Target individuals of interest that share the same profession that you are interested in. Look for experts in your field. Offer to meet for coffee or to go to their office or workplace to do a 3 question interview. Take your time to research about the person’s professional and personal profile. You would be surprised how generous strangers can be when presented with a targeted and structured request.

Below is a sample of LinkedIn approaches I have done in the past. Also,  it may be easier to add someone closer to your in the shared links section (people you both know in common). My colleague Djemila Zouyene, suggested to join a LinkedIn Group to which this person belongs, and then you will be able to send them a personal message without having to update your profile to the Premium option.


Dear (Name of the person),

I hope that you are having a fantastic week so far.

This is Valentina Stoeckler, a recent graduate from the International University in Geneva – Master in International Relations and Diplomacy.

I am contacting you because I noticed that you do not only have an impressive and admiring professional trajectory, but also because I have always envisioned myself doing what you do for a living; helping others to achieve their maximum potential. I know that you are a prolific scholar in the field of gender justice and that you are highly involved with organisations empowering women in diverse areas of the labor market in Europe,  and specifically in Switzerland.

I have had the opportunity to work in the empowerment of women area for the past five years (NGO’s, International organisations – UN system, and Think Tanks) across the US, Asia Pacific, and now Europe.. However, since I moved to the Zürich area upon the completion of my M/A studies in Geneva, I noticed that the women empowerment arena can be limited. I would truly appreciate if you would take 20 minutes of your time to share with me some key strategies on how to transition into the Swiss-German market. 

I am interested in exploring the areas of  diversity and inclusion, corporate social responsibility, sustainability of the human capital, and last but not least, gender justice.
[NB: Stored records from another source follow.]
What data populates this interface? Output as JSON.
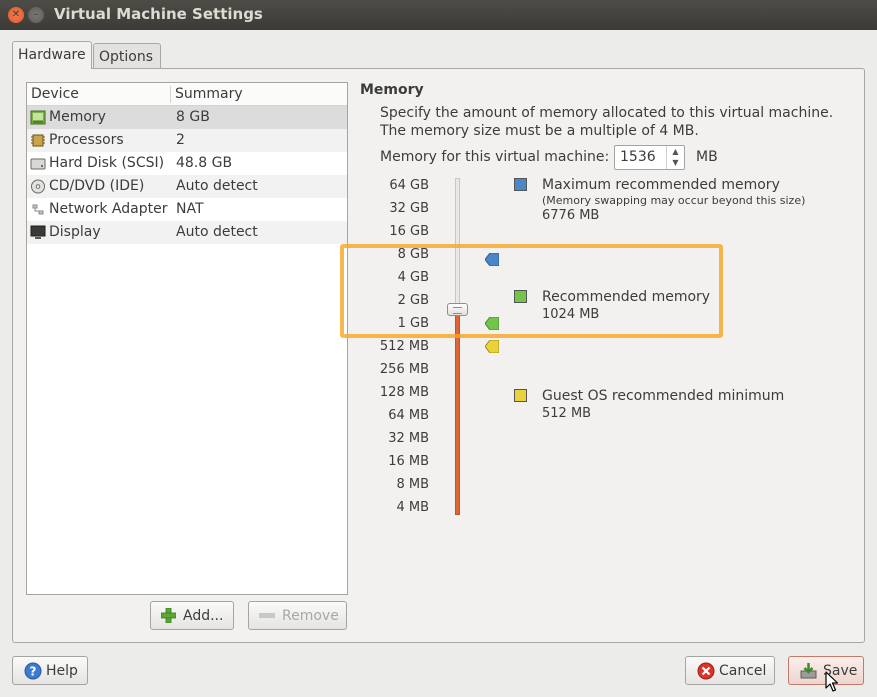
{
  "window": {
    "title": "Virtual Machine Settings"
  },
  "tabs": [
    {
      "label": "Hardware",
      "active": true
    },
    {
      "label": "Options",
      "active": false
    }
  ],
  "device_list": {
    "headers": {
      "device": "Device",
      "summary": "Summary"
    },
    "rows": [
      {
        "name": "Memory",
        "summary": "8 GB",
        "icon": "memory-icon"
      },
      {
        "name": "Processors",
        "summary": "2",
        "icon": "processor-icon"
      },
      {
        "name": "Hard Disk (SCSI)",
        "summary": "48.8 GB",
        "icon": "hard-disk-icon"
      },
      {
        "name": "CD/DVD (IDE)",
        "summary": "Auto detect",
        "icon": "cd-dvd-icon"
      },
      {
        "name": "Network Adapter",
        "summary": "NAT",
        "icon": "network-icon"
      },
      {
        "name": "Display",
        "summary": "Auto detect",
        "icon": "display-icon"
      }
    ],
    "selected_index": 0
  },
  "buttons": {
    "add": "Add...",
    "remove": "Remove",
    "help": "Help",
    "cancel": "Cancel",
    "save": "Save"
  },
  "memory": {
    "title": "Memory",
    "description": "Specify the amount of memory allocated to this virtual machine. The memory size must be a multiple of 4 MB.",
    "field_label": "Memory for this virtual machine:",
    "value": "1536",
    "unit": "MB",
    "scale_labels": [
      "64 GB",
      "32 GB",
      "16 GB",
      "8 GB",
      "4 GB",
      "2 GB",
      "1 GB",
      "512 MB",
      "256 MB",
      "128 MB",
      "64 MB",
      "32 MB",
      "16 MB",
      "8 MB",
      "4 MB"
    ],
    "legend": {
      "max": {
        "title": "Maximum recommended memory",
        "note": "(Memory swapping may occur beyond this size)",
        "value": "6776 MB",
        "color": "#4a86c8"
      },
      "recommended": {
        "title": "Recommended memory",
        "value": "1024 MB",
        "color": "#73c44a"
      },
      "minimum": {
        "title": "Guest OS recommended minimum",
        "value": "512 MB",
        "color": "#e9d33a"
      }
    }
  },
  "colors": {
    "slider_fill": "#e06534",
    "highlight": "#f5a623"
  }
}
Please note that I would love to volunteer my time and assist you with the workshops you do. 

Any piece of advise or suggestion would be greatly appreciated. Please kindly advise a convenient date and time for me to reach you over the phone. 

Warmest regards,
Valentina Stoeckler.

I would like to point out that after sending the above message, this person and I held a 40 minute phone conversation and subsequently invited me to participate in a networking event from the Professional Women’s Network – Zug/Zurich Charter where I met my current mentor and two amazing women with whom I work with today.

You can also send messages to headhunters specialised on your field.

This may be seen as a small step, but it holds high importance, as this is the first informational background check on you that can be done by the people looking at your application or searching for someone from your field to work in their company.

LinkedIn is an inimitable resource for expanding your professional network and staying in touch with past coworkers and supervisors. -Use it well.

We are  leaving a footprint on this planet, and portraying your agility and resourcefulness is essential for the workplace of the future!  😉